Love is a many splendid thing, love lifts us up where we belong or love hurts – take your pick. For while some dream of the perfect life with the tall, dark, handsome, successful man, others are drawn to the sleazy bad boy who treats them badly and yet they still come back from more.
In a bar Ruby waits for a last meeting with her ex boyfriend Jack, after a couple of years apart they are meeting for one last time. She’s about to head off for a better life with her new boyfriend, he has finally settled down with the girl of his dreams. Or has he?
Despite the hurt there’s still a spark there and neither can quite let go of the past. It seems an unlikely attraction. He’s the archetypical bad boy. His informs Ruby he doesn’t like her new look, preferring her ‘fat and gappy-toothed’. He’s got a string of women phoning him and a real fear of commitment. She seems to have finally found Mr Right. A chisel-jawed dentist that will whisk her away to a new life. Will Mr Right or Mr Wrong win over at the end of the day? As both Ruby’s new man and Jack’s latest girl turn up at the bar, things are destined to get complicated.
Rob Young’s script is billed as a play with songs, with music by Ross Lorraine, but it seems a relationship as unsteady as Ruby and Jack’s. It is one of those odd musicals that would probably work better without the songs.

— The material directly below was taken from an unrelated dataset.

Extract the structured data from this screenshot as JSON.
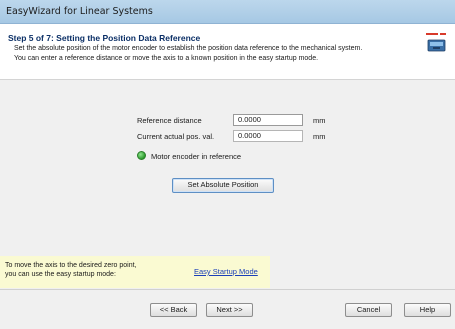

Lorraine’s score adds little to piece and apart from a quartet in the second act rarely provides any memorable musical attraction.
Alongside the uncertainty in the romantic stakes there also seems to be uncertainty of what the production is trying to be. Is it a pastiche of musical theatre convention or a genuine musical theatre comedy? Several numbers are played direct to the audience with a knowing tongue in cheek but others seem to be played with an earnest seriousness. A gloriously camp tap routine butts against a plaintive torch song and it all makes for a slightly unbalanced evening.
Rob Young’s script on its own does contain some sparkling dialogue, full of well-observed put downs and one liners and the characters of Jack and Ruby are too painfully real and recognisable. In comparison, Keith and Claire seem underdrawn and more of a work in progress.
There are some strong performances from the company, who try their best with the material. Siobhan Dillon sings beautifully and stirs the emotion as Claire, the woman who has been a revolving door with men and Simon Thomas charms as Keith, though some of his vocal performance is lost.
Amy Booth-Steel impresses as the love-torn Ruby – a convincing tormented portrayal of the conflict between stability and excitement. Gerald Carey provides the strongest performance of the night as Jack, though, the lothario who uses sleaze to compensate for his lack of endowment in the trouser department. It’s an even more impressive performance considering he only stepped into the role a week ago following the indisposition of original cast member Gabriel Vick.
Tricia Thorn’s direction is somewhat unbalanced. The first act played as a two hander, the second with all four characters provides some unevenness and odd touches such as having members of the audience on stage prior to show as bar customers before being shepherded back to their seats seem gimmicky. There are moments that stand out in the piece but overall it feels like a work in progress with songs shoehorned into a play with no discernable benefit. In a way it may be a stronger production as a two-hander, leaving Keith and Claire out of the equation and raising the question of their reality or point scoring by the warring ex’s.
The marriage of play and music is one that would benefit from being referred to relationship counselling.
Caveat: This is a review of the second preview performance and therefore details may change as the run develops.